What's Up? - December
Each month I highlight a few objects you can spot in the night sky without the need for optical equipment. Here are the exciting things for December!
Example of the position of Venus - see the bright star Arcturus higher in the sky early morning.
For you early risers Venus remains a beautiful sight during the month of December. At the beginning
of the month Venus rises in the southeast about 2.5 hours before the Sun and by the end of the
month about 1.5 hours. You can’t miss it! If you have good eyesight you’ll be able to spot it is
phased, like the Moon.
Mars has been spectacular over the last few months: shining high in the night sky. It will continue to
perform during December although it will be slightly dimmer this month. It is visible throughout

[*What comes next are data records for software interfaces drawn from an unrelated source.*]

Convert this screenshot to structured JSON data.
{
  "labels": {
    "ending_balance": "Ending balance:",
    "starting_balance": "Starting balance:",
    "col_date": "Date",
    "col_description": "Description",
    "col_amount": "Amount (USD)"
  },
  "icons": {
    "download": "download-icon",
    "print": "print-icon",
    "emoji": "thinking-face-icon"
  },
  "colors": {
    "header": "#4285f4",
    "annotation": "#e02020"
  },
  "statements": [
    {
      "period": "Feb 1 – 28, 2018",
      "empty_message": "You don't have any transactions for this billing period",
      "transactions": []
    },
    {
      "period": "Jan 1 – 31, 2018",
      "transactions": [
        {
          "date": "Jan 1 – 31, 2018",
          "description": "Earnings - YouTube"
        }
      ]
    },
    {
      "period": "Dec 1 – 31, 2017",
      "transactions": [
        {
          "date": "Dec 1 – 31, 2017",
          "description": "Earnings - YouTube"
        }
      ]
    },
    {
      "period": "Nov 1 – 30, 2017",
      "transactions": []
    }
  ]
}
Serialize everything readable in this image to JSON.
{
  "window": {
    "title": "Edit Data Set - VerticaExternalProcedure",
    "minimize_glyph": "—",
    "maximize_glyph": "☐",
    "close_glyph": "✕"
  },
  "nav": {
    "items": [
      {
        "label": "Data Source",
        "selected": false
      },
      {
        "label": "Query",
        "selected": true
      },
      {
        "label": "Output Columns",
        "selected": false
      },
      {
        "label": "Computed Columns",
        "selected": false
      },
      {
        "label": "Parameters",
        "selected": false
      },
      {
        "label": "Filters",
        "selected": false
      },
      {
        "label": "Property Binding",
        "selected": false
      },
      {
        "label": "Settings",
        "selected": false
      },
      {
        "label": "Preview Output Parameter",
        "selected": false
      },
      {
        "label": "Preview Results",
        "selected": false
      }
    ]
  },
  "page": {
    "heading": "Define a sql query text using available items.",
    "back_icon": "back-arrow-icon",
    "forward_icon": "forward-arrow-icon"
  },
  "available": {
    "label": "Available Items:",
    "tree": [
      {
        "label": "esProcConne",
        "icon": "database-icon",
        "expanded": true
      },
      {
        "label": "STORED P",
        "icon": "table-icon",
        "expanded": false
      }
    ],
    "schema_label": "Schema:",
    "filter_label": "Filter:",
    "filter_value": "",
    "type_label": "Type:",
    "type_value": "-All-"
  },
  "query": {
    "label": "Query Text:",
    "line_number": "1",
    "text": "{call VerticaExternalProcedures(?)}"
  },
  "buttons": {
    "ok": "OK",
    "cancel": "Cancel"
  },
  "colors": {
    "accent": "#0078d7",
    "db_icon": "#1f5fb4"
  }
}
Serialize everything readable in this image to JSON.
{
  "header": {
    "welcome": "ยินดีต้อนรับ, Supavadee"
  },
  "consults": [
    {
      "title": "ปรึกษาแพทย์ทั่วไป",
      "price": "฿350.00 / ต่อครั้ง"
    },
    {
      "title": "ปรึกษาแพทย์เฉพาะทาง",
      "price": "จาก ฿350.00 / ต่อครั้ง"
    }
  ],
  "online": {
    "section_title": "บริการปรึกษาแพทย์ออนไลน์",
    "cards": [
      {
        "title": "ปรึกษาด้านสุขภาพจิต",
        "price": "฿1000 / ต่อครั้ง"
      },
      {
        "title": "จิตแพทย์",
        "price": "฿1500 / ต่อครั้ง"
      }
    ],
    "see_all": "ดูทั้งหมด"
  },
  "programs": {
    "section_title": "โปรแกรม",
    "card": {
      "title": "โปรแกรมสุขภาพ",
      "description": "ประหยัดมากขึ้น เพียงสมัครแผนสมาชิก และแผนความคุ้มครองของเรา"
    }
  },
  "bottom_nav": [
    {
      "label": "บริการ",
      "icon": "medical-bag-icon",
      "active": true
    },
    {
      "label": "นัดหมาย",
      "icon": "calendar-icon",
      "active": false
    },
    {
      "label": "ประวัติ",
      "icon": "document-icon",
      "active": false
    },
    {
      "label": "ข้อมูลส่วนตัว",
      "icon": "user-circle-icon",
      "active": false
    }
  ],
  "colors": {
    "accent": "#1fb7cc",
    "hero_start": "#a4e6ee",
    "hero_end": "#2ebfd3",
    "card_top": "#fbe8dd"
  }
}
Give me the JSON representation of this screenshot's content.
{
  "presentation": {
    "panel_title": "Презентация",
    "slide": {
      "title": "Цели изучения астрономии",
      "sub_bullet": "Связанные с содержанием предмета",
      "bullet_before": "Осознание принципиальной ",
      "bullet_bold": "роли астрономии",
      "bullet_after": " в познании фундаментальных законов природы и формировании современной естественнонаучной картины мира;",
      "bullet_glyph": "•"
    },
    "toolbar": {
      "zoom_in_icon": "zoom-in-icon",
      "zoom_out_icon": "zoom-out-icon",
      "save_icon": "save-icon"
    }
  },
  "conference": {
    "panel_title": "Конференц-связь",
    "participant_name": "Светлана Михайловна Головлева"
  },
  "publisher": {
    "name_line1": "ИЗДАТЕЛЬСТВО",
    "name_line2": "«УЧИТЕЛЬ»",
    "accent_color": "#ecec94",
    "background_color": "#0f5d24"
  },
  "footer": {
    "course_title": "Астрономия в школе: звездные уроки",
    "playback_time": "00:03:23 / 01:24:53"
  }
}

December, rising at about 20:30 in the southern sky. It certainly appears red so you cannot miss it.
Jupiter and Saturn
Example of Jupiter and Saturn low down in the evening sky – crescent Moon on the 16th December.
Jupiter and Saturn have been paired close together in the night sky for the last two months and this continues during December. They are low in the south western sky, so you’ll need to be quick - spotting them around 17:00 low down near the horizon.
Spot a shooting star!
Between the 4th and the 17th of December there is a meteor shower known as The Geminids (named after the constellation Gemini from where they appear to emanate). The shower peaks on the 13th December, which coincides with the new Moon, meaning they’ll be easier to spot. But look anytime between those dates and you stand a good chance of spotting them.
You will need some patience, but if you have 30 minutes or more to spare on a clear night, especially near the peak of the 13th, then you should spot a number of these tiny fragments of rock. It is remarkable that these tiny grains-of-sand-sized particles put on such a fine display.
You’ll need a lounger, a blanket, a hot water bottle and some whisky. Then watch the Eastern sky. Try not to fall asleep and wake up freezing hours later!
Here is an example of the night sky on the 13th December looking east at 21:00
On the right you will see the prominent constellation of Orion, with the red star Betelgeuse at the
top left- hand shoulder of Orion. To the left of Orion are the two main stars of Gemini, Castor and
Pollux. But don’t worry about trying to spot exact positions or stars, you only need to look east!
At the peak there will be a more than one meteor per minute. Let me know if you spot a shooting
star and if you do, don’t forget to make a wish!
Thank you for reading this blog and do let me know if you spot a shooting star! firstname.lastname@example.org